EXERCISE PROMPT :: No pictures belong in the answer. Repeat all the entries exactly.

Source data ::

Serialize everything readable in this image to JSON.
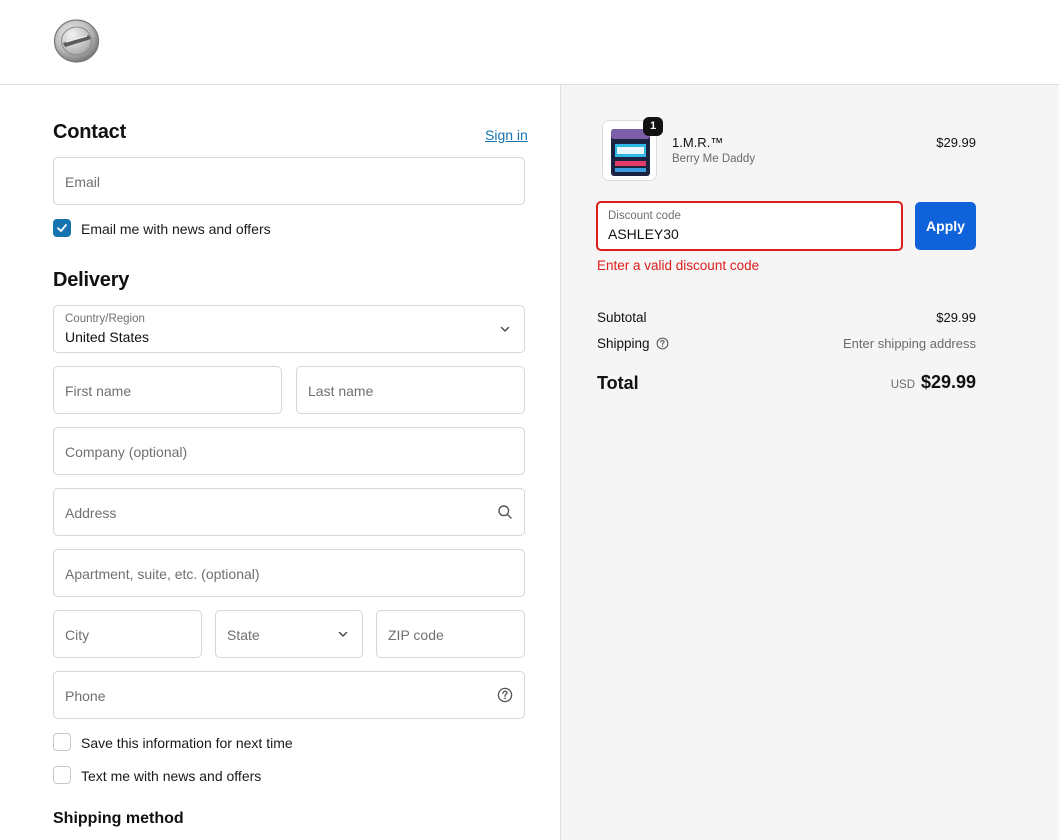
{
  "header": {
    "logo_icon": "brand-logo-icon"
  },
  "contact": {
    "title": "Contact",
    "sign_in": "Sign in",
    "email_placeholder": "Email",
    "newsletter_label": "Email me with news and offers",
    "newsletter_checked": true
  },
  "delivery": {
    "title": "Delivery",
    "country_label": "Country/Region",
    "country_value": "United States",
    "first_name": "First name",
    "last_name": "Last name",
    "company": "Company (optional)",
    "address": "Address",
    "apartment": "Apartment, suite, etc. (optional)",
    "city": "City",
    "state": "State",
    "zip": "ZIP code",
    "phone": "Phone",
    "save_info_label": "Save this information for next time",
    "text_me_label": "Text me with news and offers"
  },
  "shipping_method": {
    "title": "Shipping method"
  },
  "cart": {
    "quantity": "1",
    "product_name": "1.M.R.™",
    "product_variant": "Berry Me Daddy",
    "product_price": "$29.99"
  },
  "discount": {
    "label": "Discount code",
    "value": "ASHLEY30",
    "apply": "Apply",
    "error": "Enter a valid discount code"
  },
  "summary": {
    "subtotal_label": "Subtotal",
    "subtotal_value": "$29.99",
    "shipping_label": "Shipping",
    "shipping_value": "Enter shipping address",
    "total_label": "Total",
    "currency": "USD",
    "total_value": "$29.99"
  },
  "colors": {
    "accent": "#1773b0",
    "apply_button": "#0f62d9",
    "error": "#dd1d1d",
    "summary_bg": "#f5f5f5"
  }
}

OUTPUT OF THE TASK ::
Serialize everything readable in this image to JSON.
{
  "header": {
    "logo_icon": "brand-logo-icon"
  },
  "contact": {
    "title": "Contact",
    "sign_in": "Sign in",
    "email_placeholder": "Email",
    "newsletter_label": "Email me with news and offers",
    "newsletter_checked": true
  },
  "delivery": {
    "title": "Delivery",
    "country_label": "Country/Region",
    "country_value": "United States",
    "first_name": "First name",
    "last_name": "Last name",
    "company": "Company (optional)",
    "address": "Address",
    "apartment": "Apartment, suite, etc. (optional)",
    "city": "City",
    "state": "State",
    "zip": "ZIP code",
    "phone": "Phone",
    "save_info_label": "Save this information for next time",
    "text_me_label": "Text me with news and offers"
  },
  "shipping_method": {
    "title": "Shipping method"
  },
  "cart": {
    "quantity": "1",
    "product_name": "1.M.R.™",
    "product_variant": "Berry Me Daddy",
    "product_price": "$29.99"
  },
  "discount": {
    "label": "Discount code",
    "value": "ASHLEY30",
    "apply": "Apply",
    "error": "Enter a valid discount code"
  },
  "summary": {
    "subtotal_label": "Subtotal",
    "subtotal_value": "$29.99",
    "shipping_label": "Shipping",
    "shipping_value": "Enter shipping address",
    "total_label": "Total",
    "currency": "USD",
    "total_value": "$29.99"
  },
  "colors": {
    "accent": "#1773b0",
    "apply_button": "#0f62d9",
    "error": "#dd1d1d",
    "summary_bg": "#f5f5f5"
  }
}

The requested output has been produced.